Not all done by children should be classified as child labour, argues the UN. This includes activities such as helping their parents around the home or earning pocket money.
The term “Child labour” is often defined as work that deprives children of their childhood, their potential and their dignity. Worst form of child labour involves Child labour being enslaved, separated from their families and exposed to serious hazards.
Child labour and education.
Education is a crucial component of any effective effort to eliminate child labour, respect for labour standard, universal education and social protection can reduce child labour. The response to the problem must be as versatile and adaptable as child labour itself.
IPEC’s has demonstrated leadership and experience in using education to combat child labour in both formal and non-formal setting. The Organization has been providing policy advice and technical assistance to governments.
Formal education and prevention of child labour.
There is a need to provide quality universal and free education to children of poor families to which the majority of child labourers belong child labour concerns should be explicitly addressed and integrated into such a policy.
Education must not stop at primary level if young people are to be adequately prepared for the labour markets.
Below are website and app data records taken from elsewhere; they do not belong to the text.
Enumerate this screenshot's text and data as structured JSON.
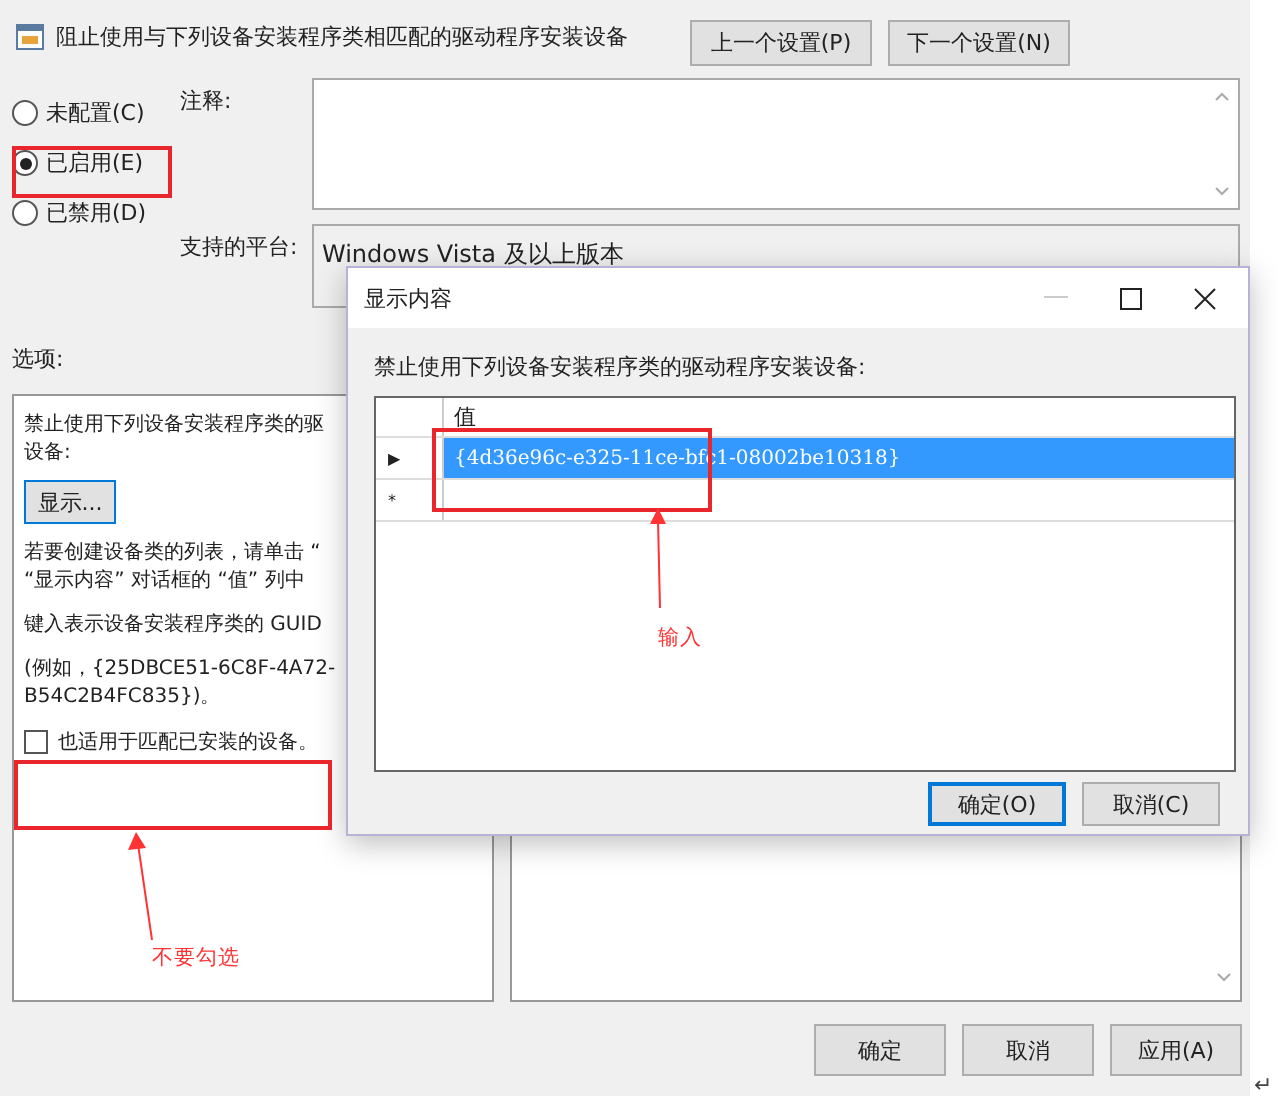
{
  "window": {
    "title": "阻止使用与下列设备安装程序类相匹配的驱动程序安装设备"
  },
  "nav_buttons": [
    "上一个设置(P)",
    "下一个设置(N)"
  ],
  "radios": [
    {
      "label": "未配置(C)",
      "selected": false
    },
    {
      "label": "已启用(E)",
      "selected": true
    },
    {
      "label": "已禁用(D)",
      "selected": false
    }
  ],
  "comment": {
    "label": "注释:"
  },
  "platform": {
    "label": "支持的平台:",
    "value": "Windows Vista 及以上版本"
  },
  "options": {
    "label": "选项:",
    "lines_1": [
      "禁止使用下列设备安装程序类的驱",
      "设备:"
    ],
    "show_button": "显示...",
    "lines_2": [
      "若要创建设备类的列表，请单击 “",
      "“显示内容” 对话框的 “值” 列中"
    ],
    "line_3": "键入表示设备安装程序类的 GUID",
    "lines_4": [
      "(例如，{25DBCE51-6C8F-4A72-",
      "B54C2B4FC835})。"
    ],
    "checkbox": {
      "label": "也适用于匹配已安装的设备。",
      "checked": false
    }
  },
  "footer_buttons": [
    "确定",
    "取消",
    "应用(A)"
  ],
  "dialog": {
    "title": "显示内容",
    "prompt": "禁止使用下列设备安装程序类的驱动程序安装设备:",
    "column": "值",
    "rows": [
      {
        "marker": "▶",
        "value": "{4d36e96c-e325-11ce-bfc1-08002be10318}",
        "selected": true
      },
      {
        "marker": "*",
        "selected": false
      }
    ],
    "buttons": [
      "确定(O)",
      "取消(C)"
    ]
  },
  "annotations": [
    {
      "text": "输入"
    },
    {
      "text": "不要勾选"
    }
  ],
  "return_mark": "↵"
}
Social mechanisms are another strong factor that keep children out of school and push them into work.
IPEC’s is working in collaboration with the ILO’s IN DISCO programme ILO PRO 169 to understand better how these exclusion mechanisms effect the education of indigenous and tribal peoples.
This programme establish the close link between indigenous children, child labour and education. Further IPEC’s action against child labour through education training focuses on the following key areas.
- More schools need to be build, teachers need to be recruited and trained and educational material need to be made available.
- Alternative approaches need to be developed to provide for education of children when geographical conditions post obstacles or community’s lifestyle involve mobility.
- The formal and non-formal education systems need to be linked in a more systematic manners to allow for easier transitions from the non-formal to the formal sector, both systems need to be improved and upgraded in many countries.
- School admission and retention policies should facilitate the entry or re-entry of the children into schools by providing alternative placement option and independent learning approaches with adequate guidance and support for over-aged children or children who re-enter school.
IPEC’s aim is the progressive elimination of child labour worldwide. Its efforts have resulted in hundred of thousands of children being withdrawn from work.
Use the menu on the left to explore the many areas addressed by IPEC in fight against child labour.
Current child labour laws and Regulation.
Legislation and laws decide how old a teenager will work legally child labour laws limit how old children can work and what work they can do. This legislation is in place to ensure that children so not work that is dangerous or detrimental for their health and to ensure that children stay focused on education.